TODAY IN SLATE

The World

The Budget Disaster that Sabotaged the WHO’s Response to Ebola

How Movies Like Contagion and Outbreak Distort Our Response to Real Epidemics

PowerPoint Is the Worst, and Now It’s the Latest Way to Hack Into Your Computer

Everything You Should Know About Today’s Eclipse

An Unscientific Ranking of Really, Really Old German Beers

Education

Welcome to 13th Grade!

Some high schools are offering a fifth year. That’s a great idea.

Culturebox

The Actual World

“Mount Thoreau” and the naming of things in the wilderness.

Want Kids to Delay Sex? Let Planned Parenthood Teach Them Sex Ed.

Can Democratic Sen. Mary Landrieu Pull Off One More Louisiana Miracle?

  News & Politics
Politics
Oct. 22 2014 9:42 PM Landslide Landrieu Can the Louisiana Democrat use the powers of incumbency to save herself one more time?
  Business
Moneybox
Oct. 23 2014 11:51 AM It Seems No One Is Rich or Happy: I Looked.
  Life
Lexicon Valley
Oct. 23 2014 10:30 AM Which Came First, the Word Chicken or the Word Egg?
  Double X
The XX Factor
Oct. 23 2014 11:33 AM Watch Little Princesses Curse for the Feminist Cause
  Slate Plus
Working
Oct. 23 2014 11:28 AM Slate’s Working Podcast: Episode 2 Transcript Read what David Plotz asked Dr. Meri Kolbrener about her workday.
  Arts
Brow Beat
Oct. 23 2014 11:34 AM Louis C.K. Crashes a Brad Pitt Interview on Between Two Ferns
  Technology
Technology
Oct. 23 2014 11:45 AM The United States of Reddit  How social media is redrawing our borders. 
  Health & Science
Bad Astronomy
Oct. 23 2014 7:30 AM Our Solar System and Galaxy … Seen by an Astronaut
  Sports
Sports Nut
Oct. 20 2014 5:09 PM Keepaway, on Three.
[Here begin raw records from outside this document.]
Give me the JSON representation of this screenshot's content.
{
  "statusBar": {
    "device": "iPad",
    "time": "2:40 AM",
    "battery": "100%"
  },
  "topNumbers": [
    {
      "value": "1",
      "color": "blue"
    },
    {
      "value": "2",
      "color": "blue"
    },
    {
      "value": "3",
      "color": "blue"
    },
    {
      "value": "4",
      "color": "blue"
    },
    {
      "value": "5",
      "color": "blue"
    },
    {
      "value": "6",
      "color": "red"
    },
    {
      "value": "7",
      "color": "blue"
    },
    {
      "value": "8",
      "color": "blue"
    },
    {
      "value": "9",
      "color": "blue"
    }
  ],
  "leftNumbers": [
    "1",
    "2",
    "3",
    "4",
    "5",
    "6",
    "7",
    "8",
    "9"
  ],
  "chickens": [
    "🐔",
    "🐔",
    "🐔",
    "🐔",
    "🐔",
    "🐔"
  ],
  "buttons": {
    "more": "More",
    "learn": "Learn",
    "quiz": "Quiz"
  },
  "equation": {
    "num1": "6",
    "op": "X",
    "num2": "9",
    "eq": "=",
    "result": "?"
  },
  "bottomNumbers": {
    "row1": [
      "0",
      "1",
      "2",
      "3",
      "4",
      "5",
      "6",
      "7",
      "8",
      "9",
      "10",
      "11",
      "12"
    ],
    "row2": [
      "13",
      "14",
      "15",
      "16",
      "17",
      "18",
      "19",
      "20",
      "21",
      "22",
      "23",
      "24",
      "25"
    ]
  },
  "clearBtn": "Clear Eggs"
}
Ready—Break! On his record-breaking touchdown pass, Peyton Manning couldn’t even leave the celebration to chance.